Card networks have been the leading players of the payment world since the 1960s. Despite the rapid involvement of new and challenging players, they have maintained their dominance throughout decades and come this far by adding up new offerings with constant innovations. However, especially after the 2010s, the emergence and widespread use of new digital assets have fundamentally changed the game, forcing card companies to reposition themselves.
Card networks basically handle the authorization and processing of transactions made through cards. They transfer information between acquiring and issuing banks to decide where and if a user can make a purchase.

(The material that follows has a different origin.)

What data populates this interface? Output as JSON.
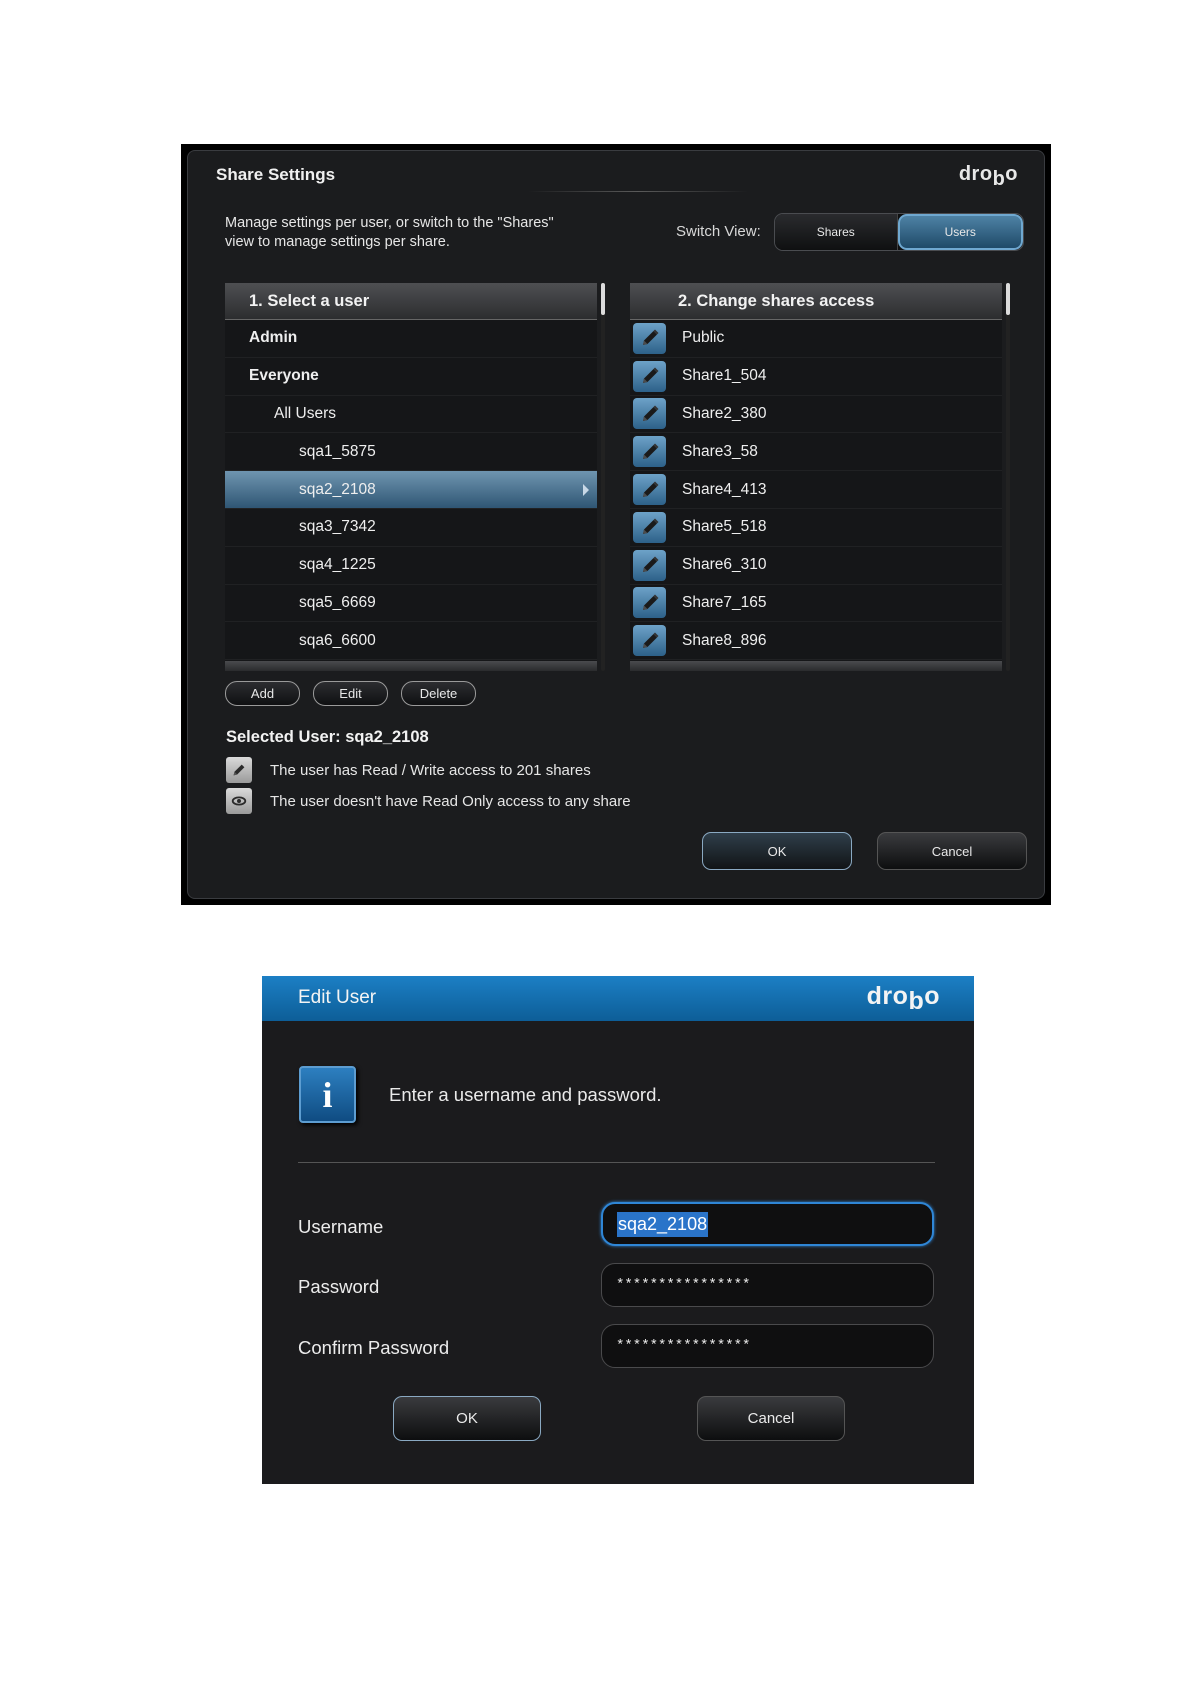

In other words, the network a card operates in dictates where its users can make transactions.
Visa is currently the largest credit card network in the world, with its 3.5 billion cards in circulation globally in 2020. In the same year, Visa’s global credit and debit payment volume was worth $11.4 trillion.
Mastercard is the second-largest, with 2.3 billion cards circulating worldwide and $4.7 trillion of global purchase volume in 2020.

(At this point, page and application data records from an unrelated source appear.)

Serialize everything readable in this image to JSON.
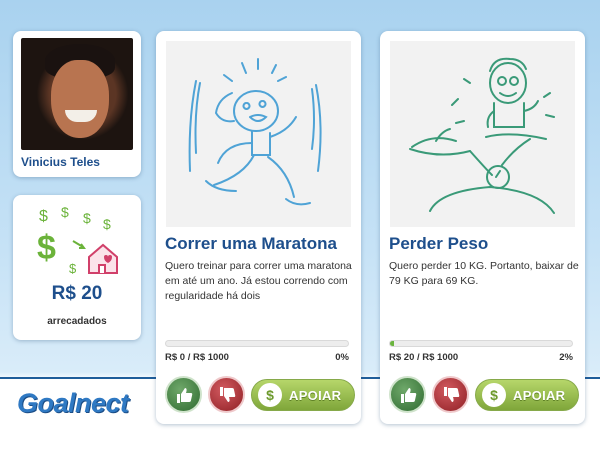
{
  "profile": {
    "name": "Vinicius Teles"
  },
  "raised": {
    "amount": "R$ 20",
    "label": "arrecadados"
  },
  "goals": [
    {
      "title": "Correr uma Maratona",
      "description": "Quero treinar para correr uma maratona em até um ano. Já estou correndo com regularidade há dois",
      "progress_text": "R$ 0 / R$ 1000",
      "progress_percent_text": "0%",
      "progress_fraction": 0.0,
      "support_label": "APOIAR",
      "illustration": "running-figure-sketch",
      "sketch_color": "#4fa3d6"
    },
    {
      "title": "Perder Peso",
      "description": "Quero perder 10 KG. Portanto, baixar de 79 KG para 69 KG.",
      "progress_text": "R$ 20 / R$ 1000",
      "progress_percent_text": "2%",
      "progress_fraction": 0.02,
      "support_label": "APOIAR",
      "illustration": "scale-figure-sketch",
      "sketch_color": "#3a9a78"
    }
  ],
  "logo": {
    "text": "Goalnect"
  },
  "colors": {
    "brand_blue": "#1e4f8c",
    "progress_green": "#6ab43e",
    "like_green": "#3f7d3c",
    "dislike_red": "#b03037",
    "support_green": "#9cc455"
  }
}
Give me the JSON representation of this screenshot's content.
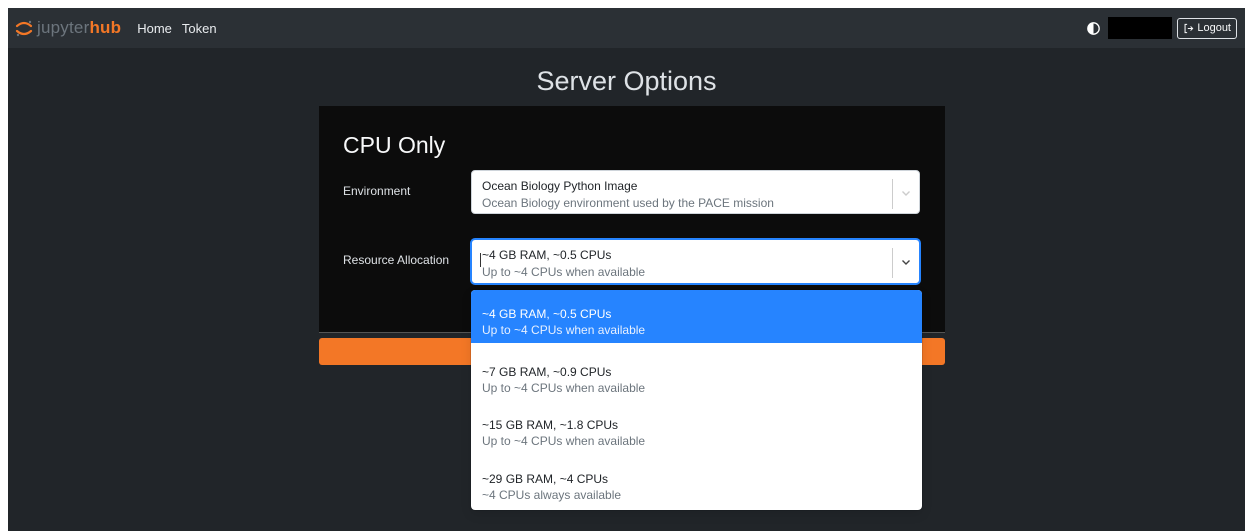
{
  "navbar": {
    "brand_part1": "jupyter",
    "brand_part2": "hub",
    "links": [
      "Home",
      "Token"
    ],
    "logout_label": "Logout",
    "icons": [
      "jupyter-logo-icon",
      "theme-toggle-icon",
      "logout-icon"
    ]
  },
  "page": {
    "title": "Server Options"
  },
  "profile": {
    "title": "CPU Only",
    "environment": {
      "label": "Environment",
      "value_title": "Ocean Biology Python Image",
      "value_desc": "Ocean Biology environment used by the PACE mission"
    },
    "resource": {
      "label": "Resource Allocation",
      "value_title": "~4 GB RAM, ~0.5 CPUs",
      "value_desc": "Up to ~4 CPUs when available"
    }
  },
  "resource_options": [
    {
      "title": "~4 GB RAM, ~0.5 CPUs",
      "desc": "Up to ~4 CPUs when available"
    },
    {
      "title": "~7 GB RAM, ~0.9 CPUs",
      "desc": "Up to ~4 CPUs when available"
    },
    {
      "title": "~15 GB RAM, ~1.8 CPUs",
      "desc": "Up to ~4 CPUs when available"
    },
    {
      "title": "~29 GB RAM, ~4 CPUs",
      "desc": "~4 CPUs always available"
    }
  ],
  "colors": {
    "background": "#212529",
    "navbar": "#2b3035",
    "brand_orange": "#f37726",
    "selected_option": "#2684ff"
  }
}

Although they are still quite dominant in payments, their powerful position is at stake due to the emergence of new financial paradigms.
Open banking is a system in which third-party providers integrate with banks and other financial institutions through APIs, allowing open access to financial data and new transaction options.
The global payments made through open banking were $4 billion in 2021. By 2026, the number is expected to hit $116 billion, indicating a major acceleration. Payments made through open banking functionality have strong potential to end the dominance of credit cards for making payments.
Stablecoins, one the other hand, emerged as another quantum jump besides open banking. In addition to offering all the advantages of cryptocurrencies, they are also stable, making them more capable of serving as a means of payment and store of value.
Well aware of the risks and opportunities, card networks are rapidly developing new programs and acquiring fintechs to keep up with the transformation of the financial system.
Visa has started a Fintech Fast Track Program for startups in the funding stage in 2019. It offers startup incentives, faster onboarding, and dedicated expertise and support with this program, allowing startups to take advantage of Visa’s extensive capabilities and network.
In 2020, Circle joined the program to issue a Visa corporate card enabling businesses to make transactions with USDC. In this way, the Circle platform will provide support for USDC payouts to Visa’s network of e-wallets.
Visa also partnered with Anchorage, a digital asset bank it invested in, to provide crypto custody and allow customers to buy and sell digital assets. Shortly after that, in March 2021, the company announced accepting the first settlement payment in USDC.
Mastercard also developed an award-winning program, Start Path Crypto, connecting crypto startups to Mastercard’s global ecosystem. Startups can both join the vast network and benefit from the expertise of Mastercard through events, workshops, and feedback sessions. Although the name suggests a broad coverage, Mastercard made it clear that it only intends to bring stablecoins into its network for now.
In July 2021, Mastercard announced a partnership with Circle, Evolve Bank & Trust, and Paxos Trust Co to enhance its card program for crypto wallets and exchanges. It also took a step forward by acquiring CipherTrace, a cryptocurrency intelligence company, to enhance its crypto capabilities.
By building partnerships and collaborations, acquiring fintechs, improving technology, and sharing expertise, card companies are making it easier for people and institutions to use stablecoins in payments. All these initiatives towards embracing stablecoins represent a historical milestone, underlining an unmistakable trend.
Both Visa and Mastercard announced they had chosen USDC as the first crypto asset to offer their clients. They are clearly betting on USDC for settlements, for it measures up against the criteria of demand, stability, security, and compliance.
As the threat of open banking remains intact, stablecoins are offering more than survival for card networks. They are bringing an opportunity to fundamentally transform and align with the inevitable future.
Offering direct stablecoin transfers between e-wallets has the potential to position card networks in the right way - not against open banking, but beside it, to enable further growth and constant innovation.